- The air filter was fairly wet with oil stains (2-cycle engine oil is mixed with gas) and the filter housing was literally dripping;
- Temporarily removing the air filter (but put the cover back on) restored my backpack leaf blower to its maximum performance;
- New air filter (click here for a comprehensive review);
- New Air-intake-to-carburetor gasket (or make your own like I did in this post);
- New Carburetor-to-engine gasket (or make your own like I did in this post);
When starting out a repair project like this, I like to have spare parts on hand in case I cannot repair whatever I am working on.
With a new carburetor less than 35 bucks, I decided to have buy and keep a new Zama carburetor as a spare before beginning with the project.
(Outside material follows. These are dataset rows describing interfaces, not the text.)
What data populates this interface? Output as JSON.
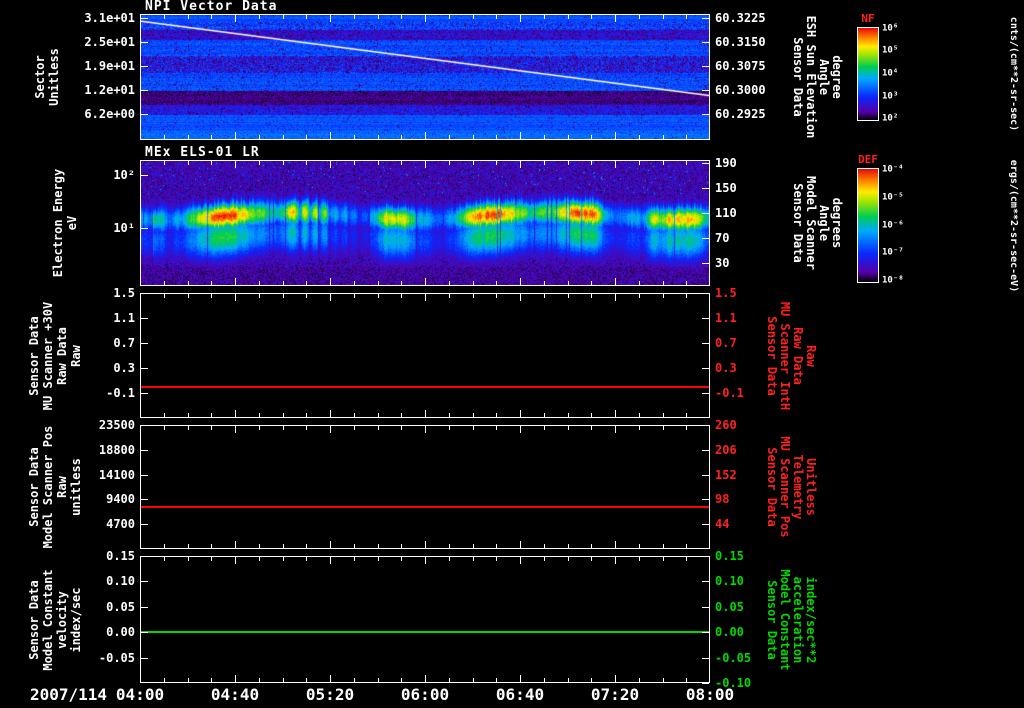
{
  "x_axis": {
    "date_label": "2007/114",
    "tick_labels": [
      "04:00",
      "04:40",
      "05:20",
      "06:00",
      "06:40",
      "07:20",
      "08:00"
    ],
    "start": "04:00",
    "end": "08:00"
  },
  "chart_data": [
    {
      "id": "npi",
      "type": "heatmap",
      "title": "NPI Vector Data",
      "ylabel_lines": [
        "Sector",
        "Unitless"
      ],
      "y_ticks": [
        {
          "label": "3.1e+01",
          "frac": 0.03
        },
        {
          "label": "2.5e+01",
          "frac": 0.22
        },
        {
          "label": "1.9e+01",
          "frac": 0.41
        },
        {
          "label": "1.2e+01",
          "frac": 0.6
        },
        {
          "label": "6.2e+00",
          "frac": 0.79
        }
      ],
      "right_label_lines": [
        "Sensor Data",
        "ESH Sun Elevation",
        "Angle",
        "degree"
      ],
      "right_color": "#ffffff",
      "right_ticks": [
        {
          "label": "60.3225",
          "frac": 0.03
        },
        {
          "label": "60.3150",
          "frac": 0.22
        },
        {
          "label": "60.3075",
          "frac": 0.41
        },
        {
          "label": "60.3000",
          "frac": 0.6
        },
        {
          "label": "60.2925",
          "frac": 0.79
        }
      ],
      "colorbar": {
        "label": "NF",
        "label_color": "#ff2020",
        "units": "cnts/(cm**2-sr-sec)",
        "ticks": [
          {
            "label": "10⁶",
            "frac": 0.02
          },
          {
            "label": "10⁵",
            "frac": 0.26
          },
          {
            "label": "10⁴",
            "frac": 0.5
          },
          {
            "label": "10³",
            "frac": 0.74
          },
          {
            "label": "10²",
            "frac": 0.98
          }
        ]
      },
      "overlay_line": {
        "color": "#ffffff",
        "from_frac": [
          0.0,
          0.05
        ],
        "to_frac": [
          1.0,
          0.65
        ],
        "meaning": "ESH Sun Elevation Angle decreasing from ~60.3215 to ~60.2985 degree over 04:00-08:00"
      },
      "stripes": [
        {
          "from": 0.0,
          "to": 0.05,
          "v": 0.31,
          "noise": 0.03,
          "speckle": 0.02
        },
        {
          "from": 0.05,
          "to": 0.12,
          "v": 0.29,
          "noise": 0.08,
          "speckle": 0.1
        },
        {
          "from": 0.12,
          "to": 0.2,
          "v": 0.16,
          "noise": 0.1,
          "speckle": 0.25
        },
        {
          "from": 0.2,
          "to": 0.33,
          "v": 0.3,
          "noise": 0.05,
          "speckle": 0.06
        },
        {
          "from": 0.33,
          "to": 0.46,
          "v": 0.23,
          "noise": 0.11,
          "speckle": 0.28
        },
        {
          "from": 0.46,
          "to": 0.61,
          "v": 0.3,
          "noise": 0.05,
          "speckle": 0.07
        },
        {
          "from": 0.61,
          "to": 0.72,
          "v": 0.06,
          "noise": 0.05,
          "speckle": 0.45
        },
        {
          "from": 0.72,
          "to": 0.8,
          "v": 0.2,
          "noise": 0.08,
          "speckle": 0.18
        },
        {
          "from": 0.8,
          "to": 0.93,
          "v": 0.31,
          "noise": 0.04,
          "speckle": 0.03
        },
        {
          "from": 0.93,
          "to": 1.01,
          "v": 0.35,
          "noise": 0.04,
          "speckle": 0.02
        }
      ]
    },
    {
      "id": "els",
      "type": "heatmap",
      "title": "MEx ELS-01 LR",
      "ylabel_lines": [
        "Electron Energy",
        "eV"
      ],
      "y_ticks": [
        {
          "label": "10²",
          "frac": 0.12
        },
        {
          "label": "10¹",
          "frac": 0.54
        }
      ],
      "right_label_lines": [
        "Sensor Data",
        "Model Scanner",
        "Angle",
        "degrees"
      ],
      "right_color": "#ffffff",
      "right_ticks": [
        {
          "label": "190",
          "frac": 0.02
        },
        {
          "label": "150",
          "frac": 0.22
        },
        {
          "label": "110",
          "frac": 0.42
        },
        {
          "label": "70",
          "frac": 0.62
        },
        {
          "label": "30",
          "frac": 0.82
        }
      ],
      "colorbar": {
        "label": "DEF",
        "label_color": "#ff2020",
        "units": "ergs/(cm**2-sr-sec-eV)",
        "ticks": [
          {
            "label": "10⁻⁴",
            "frac": 0.02
          },
          {
            "label": "10⁻⁵",
            "frac": 0.26
          },
          {
            "label": "10⁻⁶",
            "frac": 0.5
          },
          {
            "label": "10⁻⁷",
            "frac": 0.74
          },
          {
            "label": "10⁻⁸",
            "frac": 0.98
          }
        ]
      },
      "band": {
        "center_frac": 0.44,
        "width_frac": 0.1,
        "description": "Intense electron flux band near 20-40 eV: red-orange core with yellow-green halo, patchy/disrupted roughly 05:15-05:50, dark speckled background above and below"
      }
    },
    {
      "id": "mu-scanner-30v",
      "type": "line",
      "ylabel_lines": [
        "Sensor Data",
        "MU Scanner +30V",
        "Raw Data",
        "Raw"
      ],
      "ylim": [
        -0.5,
        1.5
      ],
      "y_ticks": [
        {
          "label": "1.5",
          "frac": 0.0
        },
        {
          "label": "1.1",
          "frac": 0.2
        },
        {
          "label": "0.7",
          "frac": 0.4
        },
        {
          "label": "0.3",
          "frac": 0.6
        },
        {
          "label": "-0.1",
          "frac": 0.8
        }
      ],
      "right_label_lines": [
        "Sensor Data",
        "MU Scanner IntH",
        "Raw Data",
        "Raw"
      ],
      "right_color": "#ff2020",
      "right_ticks": [
        {
          "label": "1.5",
          "frac": 0.0
        },
        {
          "label": "1.1",
          "frac": 0.2
        },
        {
          "label": "0.7",
          "frac": 0.4
        },
        {
          "label": "0.3",
          "frac": 0.6
        },
        {
          "label": "-0.1",
          "frac": 0.8
        }
      ],
      "series": [
        {
          "name": "MU Scanner +30V Raw Data",
          "color": "#ff0000",
          "constant_value": 0.0
        }
      ]
    },
    {
      "id": "scanner-pos",
      "type": "line",
      "ylabel_lines": [
        "Sensor Data",
        "Model Scanner Pos",
        "Raw",
        "unitless"
      ],
      "ylim": [
        0,
        23500
      ],
      "y_ticks": [
        {
          "label": "23500",
          "frac": 0.0
        },
        {
          "label": "18800",
          "frac": 0.2
        },
        {
          "label": "14100",
          "frac": 0.4
        },
        {
          "label": "9400",
          "frac": 0.6
        },
        {
          "label": "4700",
          "frac": 0.8
        }
      ],
      "right_label_lines": [
        "Sensor Data",
        "MU Scanner Pos",
        "Telemetry",
        "Unitless"
      ],
      "right_color": "#ff2020",
      "right_ticks": [
        {
          "label": "260",
          "frac": 0.0
        },
        {
          "label": "206",
          "frac": 0.2
        },
        {
          "label": "152",
          "frac": 0.4
        },
        {
          "label": "98",
          "frac": 0.6
        },
        {
          "label": "44",
          "frac": 0.8
        }
      ],
      "series": [
        {
          "name": "Model Scanner Pos Raw",
          "color": "#ff0000",
          "constant_value": 8000
        }
      ]
    },
    {
      "id": "model-constant",
      "type": "line",
      "ylabel_lines": [
        "Sensor Data",
        "Model Constant",
        "velocity",
        "index/sec"
      ],
      "ylim": [
        -0.1,
        0.15
      ],
      "y_ticks": [
        {
          "label": "0.15",
          "frac": 0.0
        },
        {
          "label": "0.10",
          "frac": 0.2
        },
        {
          "label": "0.05",
          "frac": 0.4
        },
        {
          "label": "0.00",
          "frac": 0.6
        },
        {
          "label": "-0.05",
          "frac": 0.8
        }
      ],
      "right_label_lines": [
        "Sensor Data",
        "Model Constant",
        "acceleration",
        "index/sec**2"
      ],
      "right_color": "#00d800",
      "right_ticks": [
        {
          "label": "0.15",
          "frac": 0.0
        },
        {
          "label": "0.10",
          "frac": 0.2
        },
        {
          "label": "0.05",
          "frac": 0.4
        },
        {
          "label": "0.00",
          "frac": 0.6
        },
        {
          "label": "-0.05",
          "frac": 0.8
        },
        {
          "label": "-0.10",
          "frac": 1.0
        }
      ],
      "series": [
        {
          "name": "Model Constant velocity",
          "color": "#00d800",
          "constant_value": 0.0
        }
      ]
    }
  ]
}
You could return it if you end up not using it but this carburetor has rather popular so the availability might be limited just when you want it.
- Old toothbrush
- Latex gloves
- Phillips and Flat-head screwdrivers
- Paper towel
- HEX keys
- Deep socket + ratchet (to remove spark plug)
- Perform all basic maintenance tasks found in the Basic Maintenance post;
- If your new air filter is wet again after few times, we need to dig deeper;
- Check to make sure that spark arrestor screen and muffler are free of carbon deposits;
- Remove old fuel mixture and replace it with new, 89 or higher octane gasoline mixed with 2 cycle oil (50:1 ratio);
- Run through the normal carburetor adjustment cycles (you can read on how to do it in the Zama C1M-K77 Carburetor Adjustment post);
- If the problem is not resolved, you will have to replace the fuel diaphragm;
- Make sure you buy a carb rebuild kit (see above for the link) and read my post, Zama C1M-K77 Carburetor Rebuild;
Hopefully steps outlined in this post helped you to resolve your problem. In that case, can you do me a favor and sign up for my free newsletter? A signup for is found on the upper right corner of the screen.
If you have any questions, please leave a comment below.
Thanks and good luck with your DIY project!